“Antonick was … required to prove that EA ‘copied protected elements of the work’ ” Hurwitz wrote in the 14-page appellate finding. He added: “Antonick’s claims rest on the contention that the source code of the Sega Madden games infringed on the source code for Apple II Madden. But none of the source code was in evidence. The jury, therefore, could not compare the works to determine substantial similarity.”

His 1986 contract with EA called for Antonick to receive royalties for any derivative works created from Apple II Madden “within the meaning of United States copyright law.” But the appellate court applied a two-part test, with an intrinsic and extrinsic scrutiny, to decide if the work was substantially similar to another. The “extrinsic test” made an objective comparison of specific expressive elements; the “intrinsic test” made a subjective comparison of those same elements. But jurors could not make the legally required intrinsic test because none of the source code in evidence.

Antonick’s always faced an uphill battle to prove that the 1990 Sega and Super NES versions of Madden Football copied essential elements of his original version. That’s because, at trial, he argued that there was no need to introduce the source code. Instead, he relied on his argument that EA had clear access and motive to exploit his work and owed it him for it. He also put forth testimony on this by experts and other EA employees.

The appellate court noted that the best way to demonstrate similarities, differences, and infringement, as well as to show why royalties might be deserved, would be to put the various versions of the games’ source code — the materials Antonick claimed to write — side by side and to show it to jurors and the court so a “reasonable” person could see irrefutably how they matched up, or didn’t.

Antonick also failed to persuade the appellate court to accept his royalties’ claim, based on a clause of his EA contract that said he would be compensated for derivative works on computing platforms that were in the same microprocessor family as the original Apple II.

Could isn’t good enough

Antonick told the court this technical requirement had been met because the Sega and Nintendo systems, [emphasis added] “could use the same instruction set, instruction size, and data size.” But Hurwitz and the panel rebuffed this claim, saying a strict interpretation of the contract must be binding, and “Antonick’s factual premise may well be correct.
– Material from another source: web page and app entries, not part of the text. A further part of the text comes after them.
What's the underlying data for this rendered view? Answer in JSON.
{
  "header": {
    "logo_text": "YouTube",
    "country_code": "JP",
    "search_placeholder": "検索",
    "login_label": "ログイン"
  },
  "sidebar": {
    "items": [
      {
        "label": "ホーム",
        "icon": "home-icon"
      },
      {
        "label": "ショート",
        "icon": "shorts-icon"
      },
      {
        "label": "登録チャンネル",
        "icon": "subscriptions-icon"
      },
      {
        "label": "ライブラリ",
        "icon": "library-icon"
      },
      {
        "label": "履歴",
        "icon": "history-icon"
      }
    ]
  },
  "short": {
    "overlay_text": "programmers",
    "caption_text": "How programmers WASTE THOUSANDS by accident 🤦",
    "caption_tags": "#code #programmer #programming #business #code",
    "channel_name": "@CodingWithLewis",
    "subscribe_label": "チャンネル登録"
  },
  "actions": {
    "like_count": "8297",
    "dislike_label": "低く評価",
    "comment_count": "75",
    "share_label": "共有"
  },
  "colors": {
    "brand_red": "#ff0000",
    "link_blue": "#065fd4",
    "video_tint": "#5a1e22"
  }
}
But we deal here with contract interpretation, and the word ‘could’ is not in the contractual definition.”